- Published on Monday, 28 July 2008 10:44
- Written by Harpers Editorial team
Pubs were dealt a further blow today (July 28) as the British Beer and PubAssociation (BBPA) reported beers sales were down 4.5% this quarter, compared with the same quarter last year.
In total, 107 million fewer pints were sold in April to June this year compared with the same quarter in 2007 - a fall of 1.2 million pints a day, the BBPA's UK Quarterly Beer Barometer showed.
Beer sales in pubs, bars and restaurants are down 10.6% over the same period.
The on-trade sold 144 million fewer pints during April to June this year compared with the same quarter in 2007 - down 1.6 million pints a day.

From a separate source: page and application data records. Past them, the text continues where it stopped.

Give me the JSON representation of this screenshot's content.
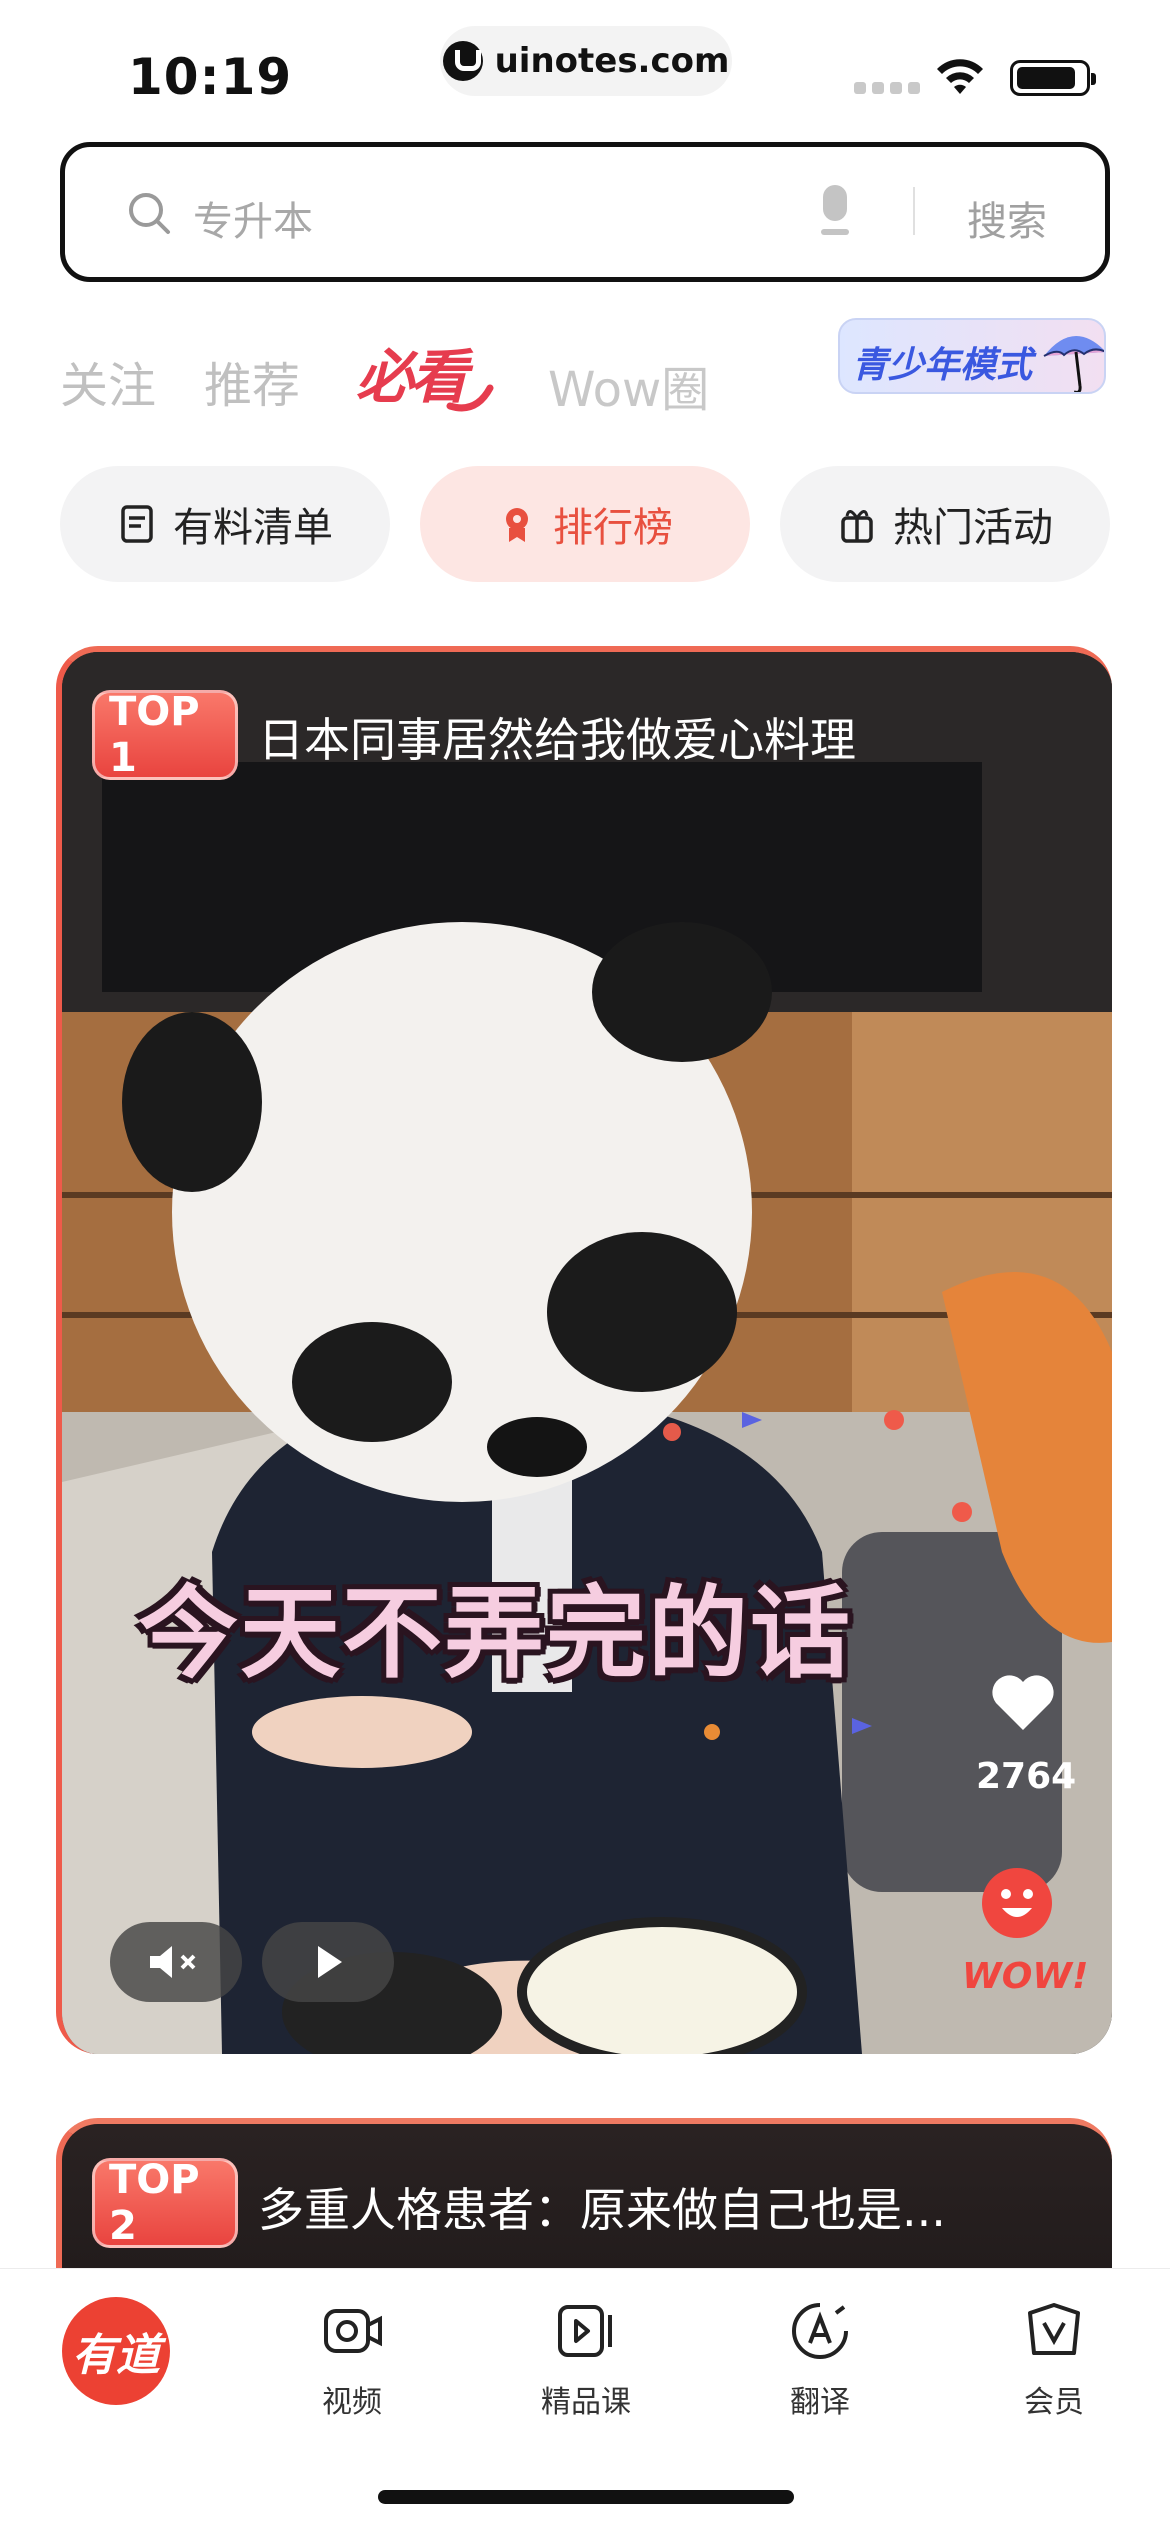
{
  "status_bar": {
    "time": "10:19",
    "url": "uinotes.com"
  },
  "search": {
    "placeholder": "专升本",
    "button_label": "搜索"
  },
  "top_tabs": [
    {
      "label": "关注"
    },
    {
      "label": "推荐"
    },
    {
      "label": "必看"
    },
    {
      "label": "Wow圈"
    }
  ],
  "youth_mode": {
    "label": "青少年模式"
  },
  "chips": [
    {
      "label": "有料清单",
      "icon": "list-doc-icon"
    },
    {
      "label": "排行榜",
      "icon": "ribbon-medal-icon"
    },
    {
      "label": "热门活动",
      "icon": "gift-icon"
    }
  ],
  "cards": [
    {
      "rank": "TOP 1",
      "title": "日本同事居然给我做爱心料理",
      "overlay_subtitle": "今天不弄完的话",
      "likes": "2764",
      "reaction": "WOW!"
    },
    {
      "rank": "TOP 2",
      "title": "多重人格患者：原来做自己也是..."
    }
  ],
  "tabbar": {
    "brand": "有道",
    "items": [
      {
        "label": "视频",
        "icon": "video-camera-icon"
      },
      {
        "label": "精品课",
        "icon": "course-play-icon"
      },
      {
        "label": "翻译",
        "icon": "translate-icon"
      },
      {
        "label": "会员",
        "icon": "vip-bag-icon"
      }
    ]
  },
  "colors": {
    "accent": "#E8503F",
    "badge": "#EF5A4A",
    "chip_active_bg": "#FDE6E3",
    "youth_blue": "#3A58E0"
  }
}
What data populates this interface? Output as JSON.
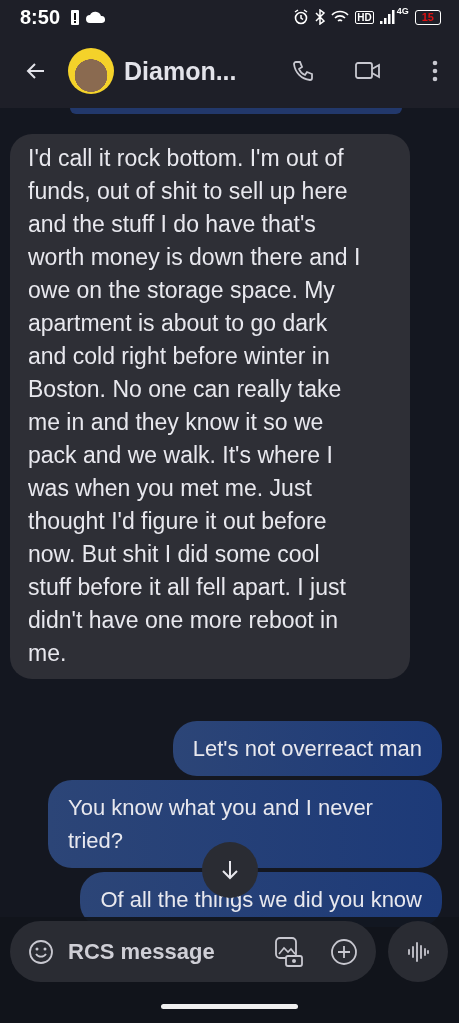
{
  "status_bar": {
    "time": "8:50",
    "hd_label": "HD",
    "network": "4G",
    "battery": "15"
  },
  "header": {
    "contact_name": "Diamon..."
  },
  "messages": [
    {
      "kind": "received",
      "text": "I'd call it rock bottom. I'm out of funds, out of shit to sell up here and the stuff I do have that's worth money is down there and I owe on the storage space. My apartment is about to go dark and cold right before winter in Boston. No one can really take me in and they know it so we pack and we walk. It's where I was when you met me. Just thought I'd figure it out before now. But shit I did some cool stuff before it all fell apart. I just didn't have one more reboot in me."
    },
    {
      "kind": "sent",
      "text": "Let's not overreact man"
    },
    {
      "kind": "sent",
      "text": "You know what you and I never tried?"
    },
    {
      "kind": "sent",
      "text": "Of all the things we did you know"
    }
  ],
  "composer": {
    "placeholder": "RCS message"
  }
}
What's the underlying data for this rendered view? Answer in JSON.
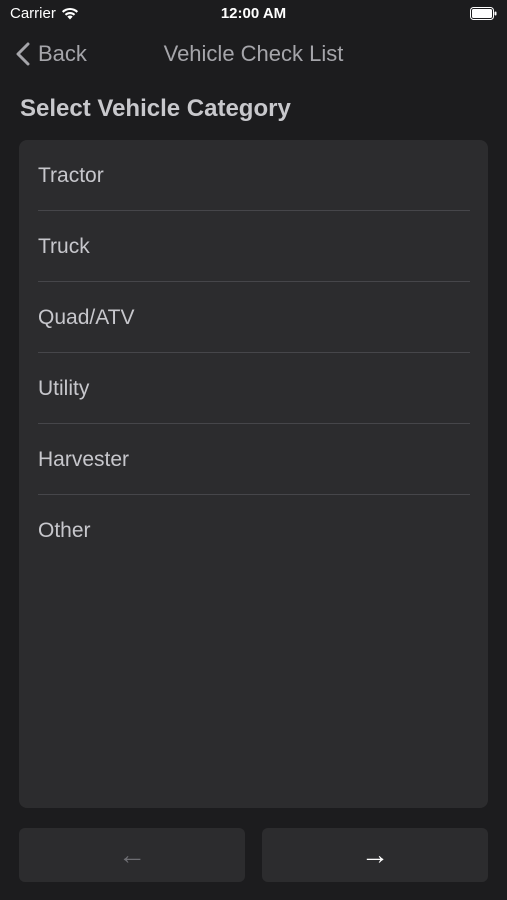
{
  "status_bar": {
    "carrier": "Carrier",
    "time": "12:00 AM"
  },
  "nav": {
    "back_label": "Back",
    "title": "Vehicle Check List"
  },
  "section_title": "Select Vehicle Category",
  "categories": [
    "Tractor",
    "Truck",
    "Quad/ATV",
    "Utility",
    "Harvester",
    "Other"
  ],
  "buttons": {
    "prev_icon": "←",
    "next_icon": "→"
  },
  "colors": {
    "background": "#1c1c1e",
    "card": "#2c2c2e",
    "text": "#c7c7cc",
    "disabled": "#6e6e73"
  }
}
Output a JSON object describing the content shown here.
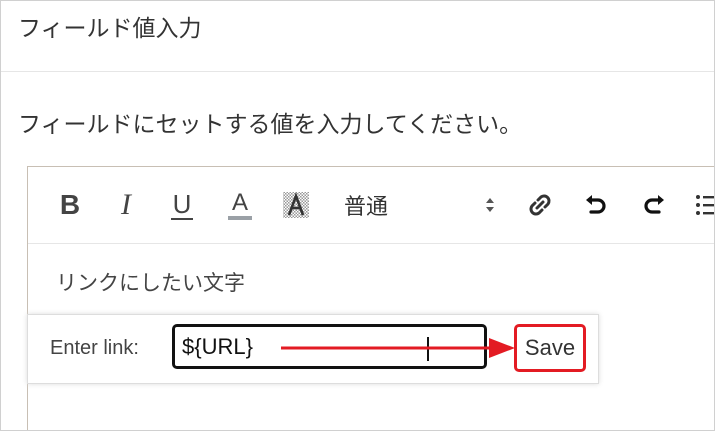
{
  "dialog": {
    "title": "フィールド値入力",
    "instruction": "フィールドにセットする値を入力してください。"
  },
  "toolbar": {
    "bold": "B",
    "italic": "I",
    "underline": "U",
    "font_color": "A",
    "background_color": "A",
    "header_select_value": "普通",
    "icons": [
      "bold-icon",
      "italic-icon",
      "underline-icon",
      "font-color-icon",
      "background-color-icon",
      "link-icon",
      "undo-icon",
      "redo-icon",
      "list-icon"
    ]
  },
  "editor": {
    "content": "リンクにしたい文字"
  },
  "link_tooltip": {
    "label": "Enter link:",
    "value": "${URL}",
    "save_label": "Save"
  },
  "annotation": {
    "highlight_color": "#e31b23"
  }
}
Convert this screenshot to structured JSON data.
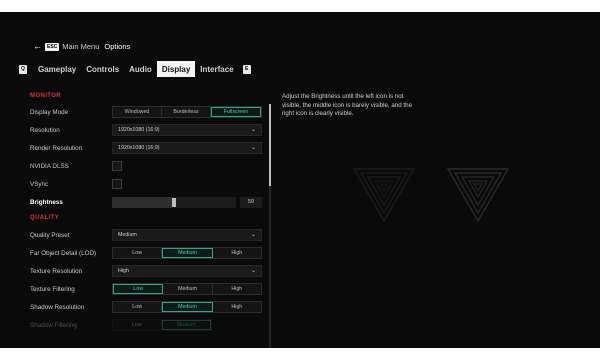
{
  "breadcrumb": {
    "back_key": "ESC",
    "parent": "Main Menu",
    "current": "Options"
  },
  "tabs": {
    "prev_key": "Q",
    "next_key": "E",
    "items": [
      {
        "label": "Gameplay",
        "active": false
      },
      {
        "label": "Controls",
        "active": false
      },
      {
        "label": "Audio",
        "active": false
      },
      {
        "label": "Display",
        "active": true
      },
      {
        "label": "Interface",
        "active": false
      }
    ]
  },
  "monitor": {
    "header": "MONITOR",
    "display_mode": {
      "label": "Display Mode",
      "options": [
        "Windowed",
        "Borderless",
        "Fullscreen"
      ],
      "selected": "Fullscreen"
    },
    "resolution": {
      "label": "Resolution",
      "value": "1920x1080 (16:9)"
    },
    "render_resolution": {
      "label": "Render Resolution",
      "value": "1920x1080 (16:9)"
    },
    "dlss": {
      "label": "NVIDIA DLSS",
      "checked": false
    },
    "vsync": {
      "label": "VSync",
      "checked": false
    },
    "brightness": {
      "label": "Brightness",
      "value": "50",
      "level_percent": 50
    }
  },
  "quality": {
    "header": "QUALITY",
    "preset": {
      "label": "Quality Preset",
      "value": "Medium"
    },
    "lod": {
      "label": "Far Object Detail (LOD)",
      "options": [
        "Low",
        "Medium",
        "High"
      ],
      "selected": "Medium"
    },
    "texture_resolution": {
      "label": "Texture Resolution",
      "value": "High"
    },
    "texture_filtering": {
      "label": "Texture Filtering",
      "options": [
        "Low",
        "Medium",
        "High"
      ],
      "selected": "Low"
    },
    "shadow_resolution": {
      "label": "Shadow Resolution",
      "options": [
        "Low",
        "Medium",
        "High"
      ],
      "selected": "Medium"
    },
    "shadow_filtering": {
      "label": "Shadow Filtering",
      "options": [
        "Low",
        "Medium"
      ],
      "selected": "Medium"
    }
  },
  "help": {
    "text": "Adjust the Brightness until the left icon is not visible, the middle icon is barely visible, and the right icon is clearly visible."
  },
  "colors": {
    "accent": "#3ed1ad",
    "section": "#d6343a",
    "background": "#0a0a0a"
  }
}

The BBPA claim the figures add more weight to growing concerns over pub closures, the impact of rising prices and shrinking consumer confidence.
In just three short months, the BBPA estimates the Treasury has collected £88 million less in beer duty and VAT than in the same period last year.
Over the first half of 2008, beer sales are down by 2.9% compared with the same period in 2007 - sales in pubs, bars and restaurants are down 9.6%, while sales in supermarkets and off-licences are up 7.4%.
Rob Hayward, BBPA chief executive said: "Beer sales are on the slide and the tax increase in the Budget has made it worse. This is hitting Britain's brewers and pubs hard.
"With around one million jobs reliant on the trade, the loss of 1.6 million pints a day is having a serious impact, not just on the sector itself, but on the UK economy as a whole."
Figures at a glance
- Total beer sales down 4.5%
- Beer sales in pubs down 10.6%
- No more money for the Treasury, as tax take down £88 million